Petroleum refinery wastewater (PRW) that contains recalcitrant components as the major portion of constituents is difficult to treat by conventional biological processes.
Microbial fuel cells (MFCs) which also produce renewable energy were found to be promising for the treatment of PRW. However, due to the high total dissolved solids and low organic matter content, the efficiency of the process is limited. Labaneh whey (LW) wastewater, having higher biodegradability and high organic matter was evaluated as co-substrate along with PRW in standard dual chambered MFC to achieve improved power generation and treatment efficiency.
Among several concentrations of LW as co-substrate in the range of 5–30% (v/v) with PRW, 85:15 (PRW:LW) showed to have the highest power generation (power density (PD), 832 mW/m2), which is two times higher than the control with PRW as sole substrate (PD, 420 mW/m2). On the contrary, a maximum substrate degradation rate of 0.420 kg COD/m3-day (ξCOD, 63.10%), was registered with 80:20 feed. Higher LW ratios in PRW lead to the production of VFA which in turn gradually decreased the anolyte pH to below 4.5 (70:30 feed).

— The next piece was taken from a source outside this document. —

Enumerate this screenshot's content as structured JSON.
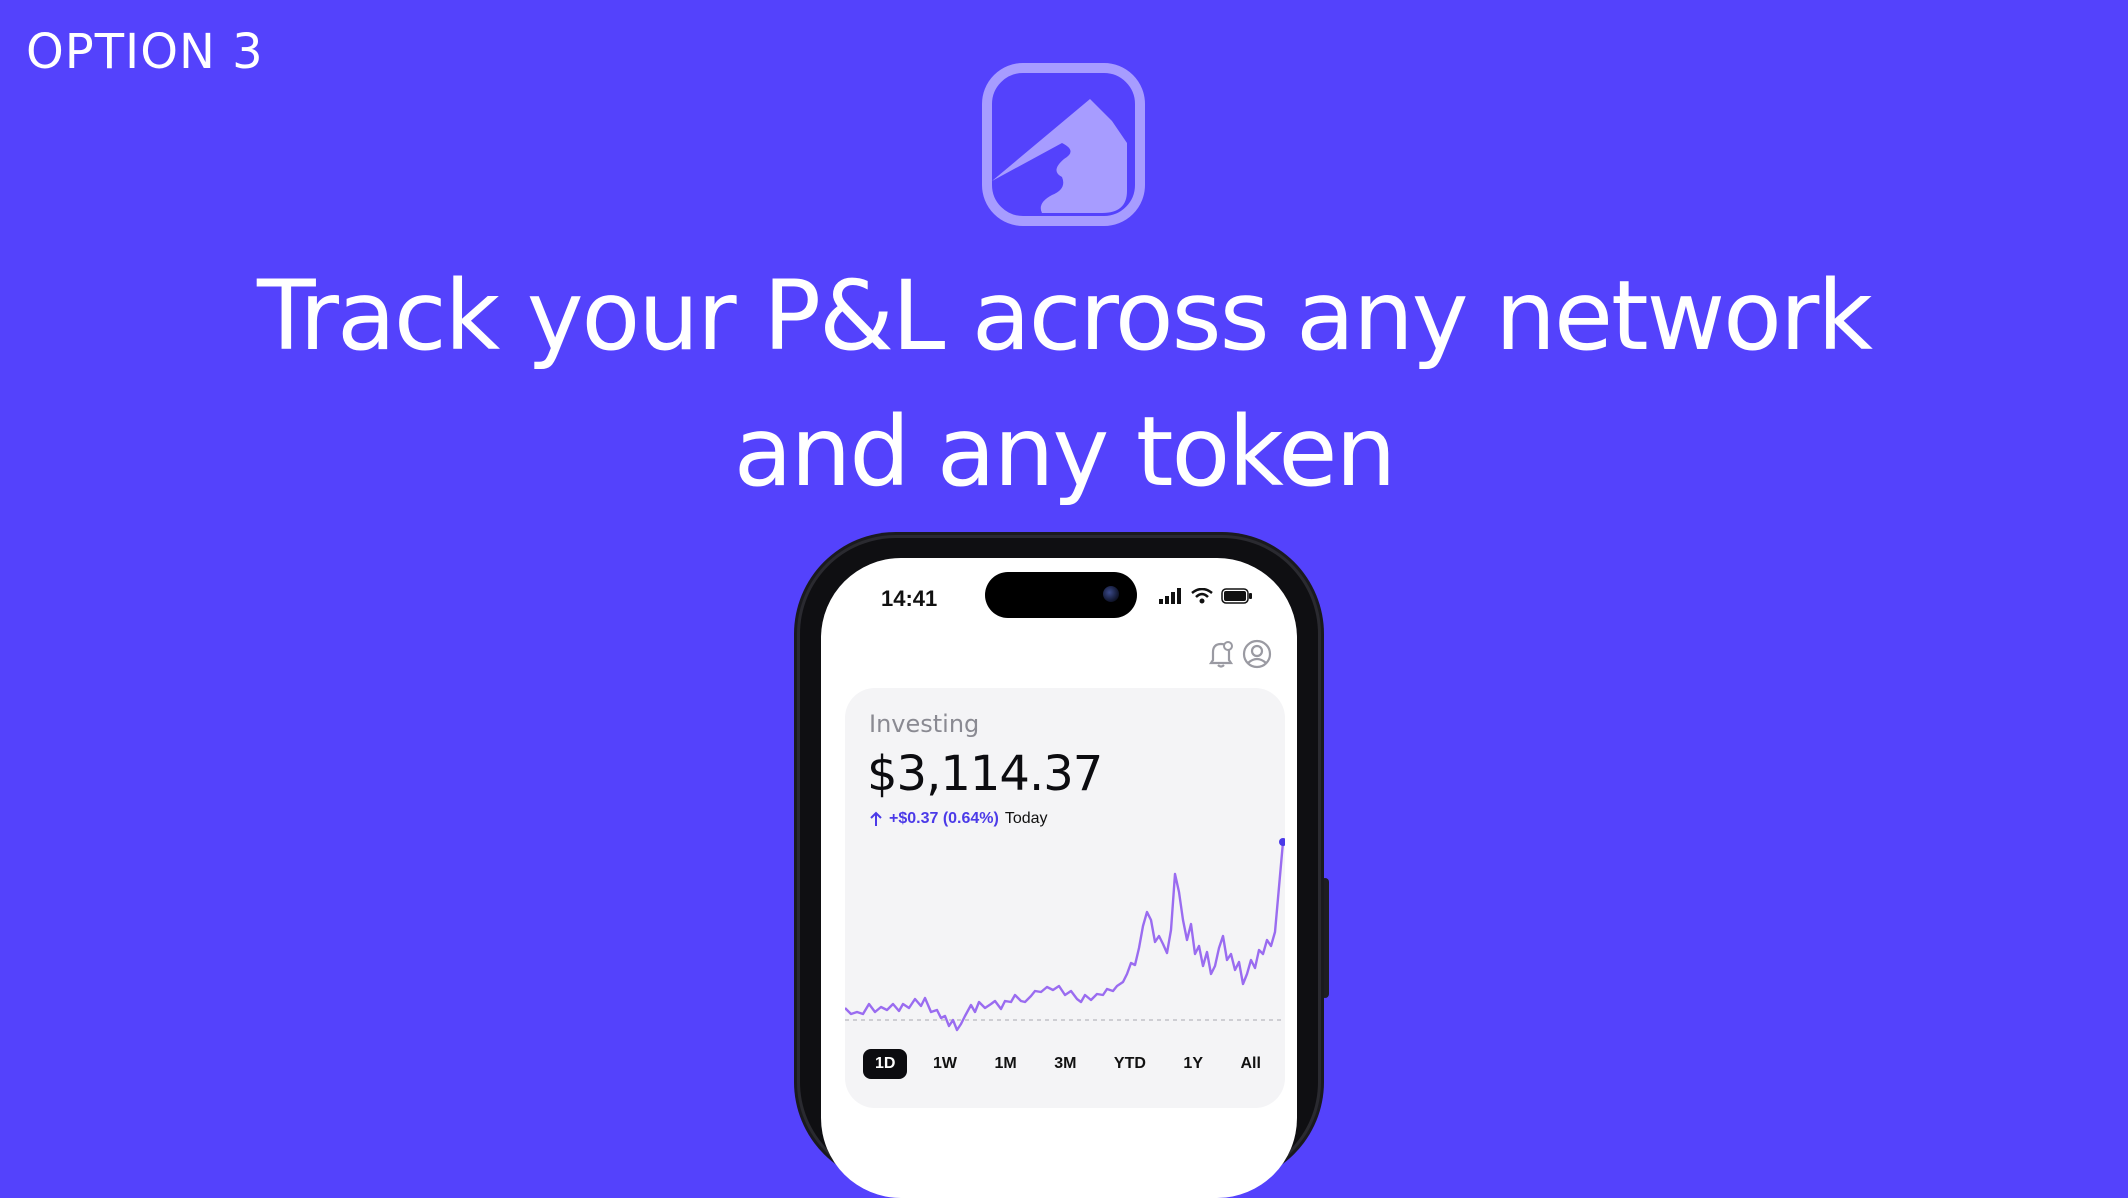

This resulted in a drop in the performance of MFC with respect to power generation (274 mW/m2, 70:30 feed) and substrate degradation (ξCOD, 17.84%).